YOUR OBJECTIVE
Give every line of the data again, exactly as it is written.
<<<<
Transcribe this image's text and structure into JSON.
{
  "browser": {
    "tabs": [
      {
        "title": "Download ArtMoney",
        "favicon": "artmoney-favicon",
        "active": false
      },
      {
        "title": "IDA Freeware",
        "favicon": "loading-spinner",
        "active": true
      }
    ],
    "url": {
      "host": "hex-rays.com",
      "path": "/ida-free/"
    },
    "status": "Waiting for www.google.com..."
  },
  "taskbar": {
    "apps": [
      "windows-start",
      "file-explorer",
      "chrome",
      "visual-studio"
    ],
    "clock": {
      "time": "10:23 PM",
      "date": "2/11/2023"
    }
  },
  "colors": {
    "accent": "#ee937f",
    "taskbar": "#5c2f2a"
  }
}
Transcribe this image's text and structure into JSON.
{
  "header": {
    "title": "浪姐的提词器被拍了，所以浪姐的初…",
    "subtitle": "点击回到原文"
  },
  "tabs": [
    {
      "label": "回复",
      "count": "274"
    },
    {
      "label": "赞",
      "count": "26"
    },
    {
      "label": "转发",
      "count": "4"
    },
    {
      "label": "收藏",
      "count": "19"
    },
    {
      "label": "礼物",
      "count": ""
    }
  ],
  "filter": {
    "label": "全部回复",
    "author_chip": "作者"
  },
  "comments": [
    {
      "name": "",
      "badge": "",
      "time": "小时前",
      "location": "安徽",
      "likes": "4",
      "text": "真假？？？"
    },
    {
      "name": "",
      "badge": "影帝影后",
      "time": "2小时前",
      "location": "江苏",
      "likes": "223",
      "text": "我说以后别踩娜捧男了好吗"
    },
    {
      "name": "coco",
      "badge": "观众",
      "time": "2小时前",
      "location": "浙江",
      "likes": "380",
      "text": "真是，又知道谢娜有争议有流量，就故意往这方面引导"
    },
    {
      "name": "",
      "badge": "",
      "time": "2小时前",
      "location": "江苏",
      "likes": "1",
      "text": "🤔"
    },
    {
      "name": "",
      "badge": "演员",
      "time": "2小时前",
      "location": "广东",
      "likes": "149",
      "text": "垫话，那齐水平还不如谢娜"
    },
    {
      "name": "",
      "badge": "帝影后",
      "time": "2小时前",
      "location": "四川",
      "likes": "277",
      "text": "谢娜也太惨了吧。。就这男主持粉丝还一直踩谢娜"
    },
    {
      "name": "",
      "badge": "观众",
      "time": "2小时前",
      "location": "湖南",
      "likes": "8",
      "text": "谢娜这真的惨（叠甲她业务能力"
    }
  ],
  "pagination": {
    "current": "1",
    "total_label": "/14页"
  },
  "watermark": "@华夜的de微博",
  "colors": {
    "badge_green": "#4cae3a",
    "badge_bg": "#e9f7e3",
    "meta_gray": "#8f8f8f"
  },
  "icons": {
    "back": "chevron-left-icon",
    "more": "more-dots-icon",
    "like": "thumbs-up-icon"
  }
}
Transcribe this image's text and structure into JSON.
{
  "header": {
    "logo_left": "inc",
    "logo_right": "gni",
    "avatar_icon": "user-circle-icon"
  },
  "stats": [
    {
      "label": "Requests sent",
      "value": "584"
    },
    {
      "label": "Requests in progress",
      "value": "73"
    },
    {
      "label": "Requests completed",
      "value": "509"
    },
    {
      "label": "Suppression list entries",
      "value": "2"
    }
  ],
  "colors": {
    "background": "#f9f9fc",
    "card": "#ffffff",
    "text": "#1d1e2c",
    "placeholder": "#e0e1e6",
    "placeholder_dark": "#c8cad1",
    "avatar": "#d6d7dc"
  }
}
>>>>
WRITTEN SOLUTION
Transcribe this image's text and structure into JSON.
{
  "browser": {
    "tabs": [
      {
        "title": "Download ArtMoney",
        "favicon": "artmoney-favicon",
        "active": false
      },
      {
        "title": "IDA Freeware",
        "favicon": "loading-spinner",
        "active": true
      }
    ],
    "url": {
      "host": "hex-rays.com",
      "path": "/ida-free/"
    },
    "status": "Waiting for www.google.com..."
  },
  "taskbar": {
    "apps": [
      "windows-start",
      "file-explorer",
      "chrome",
      "visual-studio"
    ],
    "clock": {
      "time": "10:23 PM",
      "date": "2/11/2023"
    }
  },
  "colors": {
    "accent": "#ee937f",
    "taskbar": "#5c2f2a"
  }
}
Transcribe this image's text and structure into JSON.
{
  "header": {
    "title": "浪姐的提词器被拍了，所以浪姐的初…",
    "subtitle": "点击回到原文"
  },
  "tabs": [
    {
      "label": "回复",
      "count": "274"
    },
    {
      "label": "赞",
      "count": "26"
    },
    {
      "label": "转发",
      "count": "4"
    },
    {
      "label": "收藏",
      "count": "19"
    },
    {
      "label": "礼物",
      "count": ""
    }
  ],
  "filter": {
    "label": "全部回复",
    "author_chip": "作者"
  },
  "comments": [
    {
      "name": "",
      "badge": "",
      "time": "小时前",
      "location": "安徽",
      "likes": "4",
      "text": "真假？？？"
    },
    {
      "name": "",
      "badge": "影帝影后",
      "time": "2小时前",
      "location": "江苏",
      "likes": "223",
      "text": "我说以后别踩娜捧男了好吗"
    },
    {
      "name": "coco",
      "badge": "观众",
      "time": "2小时前",
      "location": "浙江",
      "likes": "380",
      "text": "真是，又知道谢娜有争议有流量，就故意往这方面引导"
    },
    {
      "name": "",
      "badge": "",
      "time": "2小时前",
      "location": "江苏",
      "likes": "1",
      "text": "🤔"
    },
    {
      "name": "",
      "badge": "演员",
      "time": "2小时前",
      "location": "广东",
      "likes": "149",
      "text": "垫话，那齐水平还不如谢娜"
    },
    {
      "name": "",
      "badge": "帝影后",
      "time": "2小时前",
      "location": "四川",
      "likes": "277",
      "text": "谢娜也太惨了吧。。就这男主持粉丝还一直踩谢娜"
    },
    {
      "name": "",
      "badge": "观众",
      "time": "2小时前",
      "location": "湖南",
      "likes": "8",
      "text": "谢娜这真的惨（叠甲她业务能力"
    }
  ],
  "pagination": {
    "current": "1",
    "total_label": "/14页"
  },
  "watermark": "@华夜的de微博",
  "colors": {
    "badge_green": "#4cae3a",
    "badge_bg": "#e9f7e3",
    "meta_gray": "#8f8f8f"
  },
  "icons": {
    "back": "chevron-left-icon",
    "more": "more-dots-icon",
    "like": "thumbs-up-icon"
  }
}
Transcribe this image's text and structure into JSON.
{
  "header": {
    "logo_left": "inc",
    "logo_right": "gni",
    "avatar_icon": "user-circle-icon"
  },
  "stats": [
    {
      "label": "Requests sent",
      "value": "584"
    },
    {
      "label": "Requests in progress",
      "value": "73"
    },
    {
      "label": "Requests completed",
      "value": "509"
    },
    {
      "label": "Suppression list entries",
      "value": "2"
    }
  ],
  "colors": {
    "background": "#f9f9fc",
    "card": "#ffffff",
    "text": "#1d1e2c",
    "placeholder": "#e0e1e6",
    "placeholder_dark": "#c8cad1",
    "avatar": "#d6d7dc"
  }
}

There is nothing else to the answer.